◆ **Exercise description**
Every line in the records below with the string "construcción" is to be copied out.

◆ **Working data**
—————

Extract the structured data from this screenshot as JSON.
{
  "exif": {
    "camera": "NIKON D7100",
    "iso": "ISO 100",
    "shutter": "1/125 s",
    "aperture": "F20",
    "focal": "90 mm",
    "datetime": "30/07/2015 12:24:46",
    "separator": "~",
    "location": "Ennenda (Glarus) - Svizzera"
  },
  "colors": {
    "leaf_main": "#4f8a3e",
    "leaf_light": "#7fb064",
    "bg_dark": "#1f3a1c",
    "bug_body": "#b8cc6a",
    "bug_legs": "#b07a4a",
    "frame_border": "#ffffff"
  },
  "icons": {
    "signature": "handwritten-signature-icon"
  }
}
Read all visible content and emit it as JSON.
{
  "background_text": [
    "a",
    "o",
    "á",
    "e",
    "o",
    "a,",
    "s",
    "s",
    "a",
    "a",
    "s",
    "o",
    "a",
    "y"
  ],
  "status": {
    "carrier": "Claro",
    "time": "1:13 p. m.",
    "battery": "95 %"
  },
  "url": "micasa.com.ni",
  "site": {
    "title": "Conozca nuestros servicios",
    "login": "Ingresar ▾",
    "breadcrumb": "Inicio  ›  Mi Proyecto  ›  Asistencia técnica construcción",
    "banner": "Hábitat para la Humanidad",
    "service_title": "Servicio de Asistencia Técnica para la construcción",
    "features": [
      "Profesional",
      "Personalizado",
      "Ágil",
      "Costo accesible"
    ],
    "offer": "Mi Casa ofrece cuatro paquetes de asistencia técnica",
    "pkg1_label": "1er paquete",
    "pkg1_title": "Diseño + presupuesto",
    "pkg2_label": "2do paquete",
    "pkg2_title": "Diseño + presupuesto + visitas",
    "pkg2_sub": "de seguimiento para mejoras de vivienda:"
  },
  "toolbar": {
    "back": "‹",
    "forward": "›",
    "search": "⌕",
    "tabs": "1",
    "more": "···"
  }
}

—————

◆ **Solution to the problem**
    "breadcrumb": "Inicio  ›  Mi Proyecto  ›  Asistencia técnica construcción",
    "service_title": "Servicio de Asistencia Técnica para la construcción",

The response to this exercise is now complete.